Quarter Two: Week #13 November 6th-10th Lesson Plans (Math/Science/S. Studies Homeroom Only)

TeacherMichael Lee
Subject AreaMath/Science/S. Studies
Grade Level4th
Week #Week #13 (November 6th-10th)
Unit of InstructionMetric Conversions/Matter/Map Skills
Standard(s) Taught

MAFS.4.OA.1.1, MAFS.4.NBT.1.1, MAFS.4.MD.1.1

Interpret a multiplication equation as a comparison, e.g., interpret 35 = 5 x 7 as a statement that 35 is 5 times as many as 7 and 7 times as many as 5. Represent verbal statements of multiplicative comparisons as multiplication statements.

Recognize that in a multi-digit whole number, a digit in one place represents ten times what it represents in the place to its right. For example, recognize that 700 ÷ 70 = 10 by applying concepts of place value and division.

Know relative sizes of measurement units within one system of units including km, m, cm; kg, g; lb, oz; L, mL; hr, min, sec. Within a single system of measurement, express measurements in a larger unit in terms of a smaller unit. Record measurement equivalents in a two-column table. For example, know that 1 ft is 12 times as long as 1 in. Express the length of a 4 ft snake as 48 in. Generate a conversion table for feet and inches listing the number pairs (1, 12), (2, 24), (3, 36), …

Science: SC.4.P.8.1, SC.4.P.8.2, SC.4.P.8.3

Measure and compare objects and materials based on their physical properties including: mass, shape, volume, color, hardness, texture, odor, taste, attraction to magnets.


Explore the Law of Conservation of Mass by demonstrating that the mass of a whole object is always the same as the sum of the masses of its parts.


Identify properties and common uses of water in each of its states.



Learning Targets and Learning Criteria


1.       Interpret a basic multiplication equation as a comparison (e.g., if a = n x b, then a is n times as much as b).

  1. Represent verbal statements of multiplicative comparison as multiplication equations.
  2. Explain that a digit in one place is worth ten times the value of the pace to its right by connecting to measurement conversions within the metric system

4.     Know relative size of measurement units within one system.

5.     Convert larger units of measure into smaller equivalent units (required units are listed on Grade 4 FSA Mathematics Reference Sheet).

6.     Complete a two-column table (function table) showing measurement equivalents and relate measurement conversions to multiplicative comparisons (e.g., 1 yard is 3 times as long as 1 foot).

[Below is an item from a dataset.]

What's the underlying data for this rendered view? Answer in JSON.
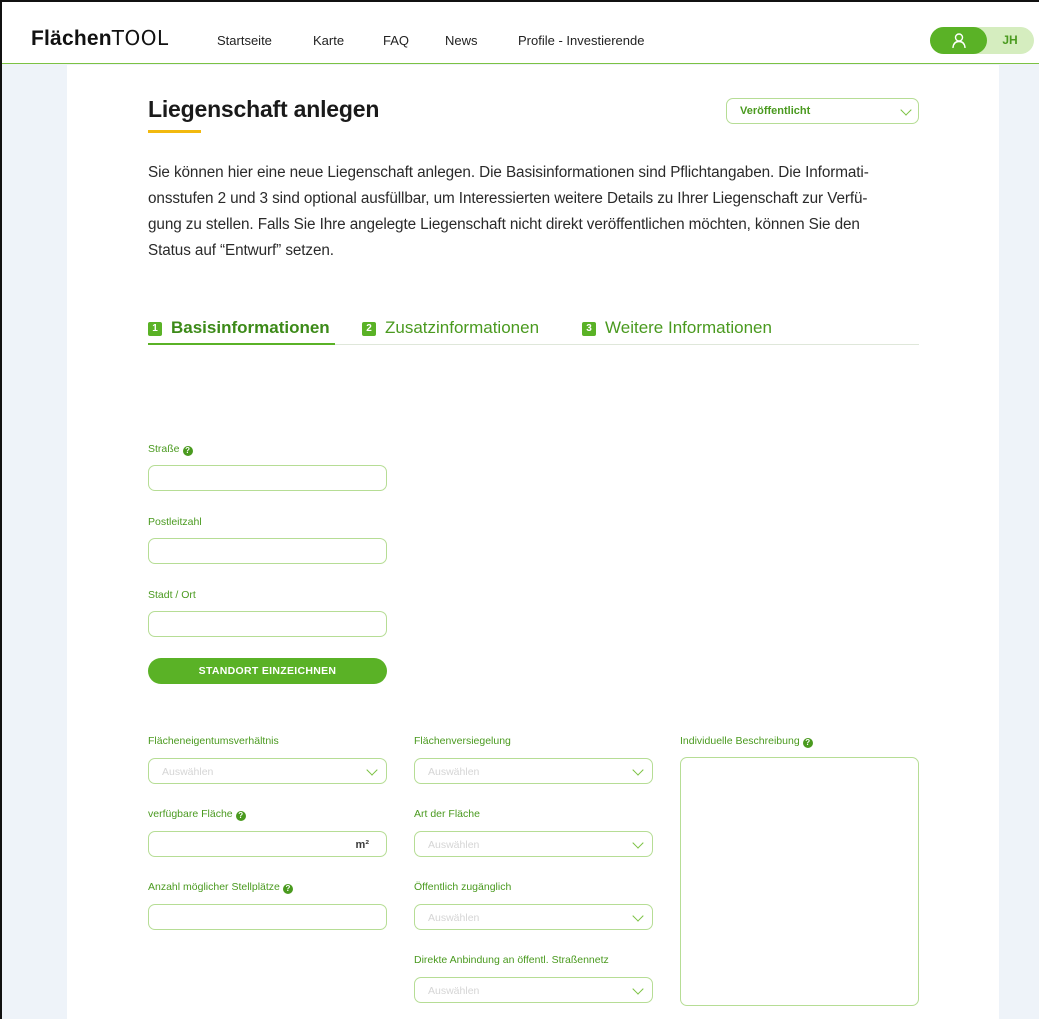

  1. Compare objects based on observable and measurable physical properties (shape, color, hardness, texture, odor, taste, attraction to magnets, mass, volume, temperature).
  2. Investigate and explain that all matter has the following measurable properties: volume (takes up space) and mass (weight).
  3. Record and compare the mass and volume of solid and liquid matter using metric units.
  4. Record and compare the volume of regular- and irregular-shaped solids using the water displacement method.
  5. Display data appropriately in charts, tables, and graphs.
  6. Compare measurement data with other lab groups checking for accuracy.
  7. Explain any differences that may have occurred across groups.
  8. Explore the Law of Conservation of Mass (whole = sum of its parts) to obtain the mass of various objects using tools and technology.
  9. Demonstrate that the mass of a whole object is always equal to the sum of its parts.
  10. Investigate and describe properties of water in all three states.
  11. Identify common uses of water in all three states.
  12. Explain the importance of water to life on Earth.
Classroom Activities

Math Centers (Math Games, App “Media” Resources, Teacher Time, Hands-On Activities)

Multiplication Facts timed test

Matter and its Properties-“What Makes Up Matter” video

Real World Science-“Matter: Solid, Liquids, and Gases” video

“What’s Matter?” and “How Does Matter Change?” powerpoint

A Compound Mystery Packet

I Have, Who Has Matter Card Game

Measurement Conversion Sheet

Measurement video for the Anagram  (King Henry Died Unexpectantly Drinking Chocolate Milk)

Assignments Due

IXL (D.17, C.3, M.4, M.6) HW

Math Weekly Homework (Equivalent Fractions) Q2: Week 3

“What Would You Use to Measure? worksheet

Social Studies Weekly #5

Science Fusion book p.169-186

Science Fusion Unit 4: Lesson 1 Digital Lesson and Quiz

Additional Resources